Entries supplied:

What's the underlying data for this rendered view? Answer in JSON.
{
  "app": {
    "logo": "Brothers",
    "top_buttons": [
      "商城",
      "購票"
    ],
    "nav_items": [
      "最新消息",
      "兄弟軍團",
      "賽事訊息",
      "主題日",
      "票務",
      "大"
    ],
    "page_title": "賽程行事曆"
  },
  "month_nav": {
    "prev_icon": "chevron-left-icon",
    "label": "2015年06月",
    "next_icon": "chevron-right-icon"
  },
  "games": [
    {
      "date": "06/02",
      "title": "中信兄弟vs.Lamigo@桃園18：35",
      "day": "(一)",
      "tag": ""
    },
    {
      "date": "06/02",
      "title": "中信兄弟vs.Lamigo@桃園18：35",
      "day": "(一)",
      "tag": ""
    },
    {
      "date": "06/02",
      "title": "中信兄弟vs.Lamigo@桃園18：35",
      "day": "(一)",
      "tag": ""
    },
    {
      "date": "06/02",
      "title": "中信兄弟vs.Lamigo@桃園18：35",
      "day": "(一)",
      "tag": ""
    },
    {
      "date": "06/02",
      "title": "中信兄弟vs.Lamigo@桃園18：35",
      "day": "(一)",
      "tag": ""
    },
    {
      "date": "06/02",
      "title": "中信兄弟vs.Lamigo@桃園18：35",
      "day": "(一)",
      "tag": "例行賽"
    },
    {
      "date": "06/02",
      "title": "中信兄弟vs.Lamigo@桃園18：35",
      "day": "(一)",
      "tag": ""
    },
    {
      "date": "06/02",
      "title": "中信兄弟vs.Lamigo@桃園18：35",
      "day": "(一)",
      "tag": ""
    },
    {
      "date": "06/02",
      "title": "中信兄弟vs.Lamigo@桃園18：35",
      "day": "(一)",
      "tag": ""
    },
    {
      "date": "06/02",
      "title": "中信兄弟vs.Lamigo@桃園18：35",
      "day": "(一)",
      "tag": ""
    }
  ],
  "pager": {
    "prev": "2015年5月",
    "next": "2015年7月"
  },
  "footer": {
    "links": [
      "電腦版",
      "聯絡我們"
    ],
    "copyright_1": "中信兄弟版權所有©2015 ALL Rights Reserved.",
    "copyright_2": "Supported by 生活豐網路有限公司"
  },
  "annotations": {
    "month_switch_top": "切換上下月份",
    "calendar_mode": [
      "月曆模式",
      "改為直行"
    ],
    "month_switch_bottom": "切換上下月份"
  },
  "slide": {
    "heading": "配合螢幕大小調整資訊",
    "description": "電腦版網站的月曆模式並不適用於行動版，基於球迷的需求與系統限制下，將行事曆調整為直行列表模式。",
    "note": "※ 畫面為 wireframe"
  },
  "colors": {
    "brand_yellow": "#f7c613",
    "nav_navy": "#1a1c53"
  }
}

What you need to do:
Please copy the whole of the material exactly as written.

Output:
What's the underlying data for this rendered view? Answer in JSON.
{
  "app": {
    "logo": "Brothers",
    "top_buttons": [
      "商城",
      "購票"
    ],
    "nav_items": [
      "最新消息",
      "兄弟軍團",
      "賽事訊息",
      "主題日",
      "票務",
      "大"
    ],
    "page_title": "賽程行事曆"
  },
  "month_nav": {
    "prev_icon": "chevron-left-icon",
    "label": "2015年06月",
    "next_icon": "chevron-right-icon"
  },
  "games": [
    {
      "date": "06/02",
      "title": "中信兄弟vs.Lamigo@桃園18：35",
      "day": "(一)",
      "tag": ""
    },
    {
      "date": "06/02",
      "title": "中信兄弟vs.Lamigo@桃園18：35",
      "day": "(一)",
      "tag": ""
    },
    {
      "date": "06/02",
      "title": "中信兄弟vs.Lamigo@桃園18：35",
      "day": "(一)",
      "tag": ""
    },
    {
      "date": "06/02",
      "title": "中信兄弟vs.Lamigo@桃園18：35",
      "day": "(一)",
      "tag": ""
    },
    {
      "date": "06/02",
      "title": "中信兄弟vs.Lamigo@桃園18：35",
      "day": "(一)",
      "tag": ""
    },
    {
      "date": "06/02",
      "title": "中信兄弟vs.Lamigo@桃園18：35",
      "day": "(一)",
      "tag": "例行賽"
    },
    {
      "date": "06/02",
      "title": "中信兄弟vs.Lamigo@桃園18：35",
      "day": "(一)",
      "tag": ""
    },
    {
      "date": "06/02",
      "title": "中信兄弟vs.Lamigo@桃園18：35",
      "day": "(一)",
      "tag": ""
    },
    {
      "date": "06/02",
      "title": "中信兄弟vs.Lamigo@桃園18：35",
      "day": "(一)",
      "tag": ""
    },
    {
      "date": "06/02",
      "title": "中信兄弟vs.Lamigo@桃園18：35",
      "day": "(一)",
      "tag": ""
    }
  ],
  "pager": {
    "prev": "2015年5月",
    "next": "2015年7月"
  },
  "footer": {
    "links": [
      "電腦版",
      "聯絡我們"
    ],
    "copyright_1": "中信兄弟版權所有©2015 ALL Rights Reserved.",
    "copyright_2": "Supported by 生活豐網路有限公司"
  },
  "annotations": {
    "month_switch_top": "切換上下月份",
    "calendar_mode": [
      "月曆模式",
      "改為直行"
    ],
    "month_switch_bottom": "切換上下月份"
  },
  "slide": {
    "heading": "配合螢幕大小調整資訊",
    "description": "電腦版網站的月曆模式並不適用於行動版，基於球迷的需求與系統限制下，將行事曆調整為直行列表模式。",
    "note": "※ 畫面為 wireframe"
  },
  "colors": {
    "brand_yellow": "#f7c613",
    "nav_navy": "#1a1c53"
  }
}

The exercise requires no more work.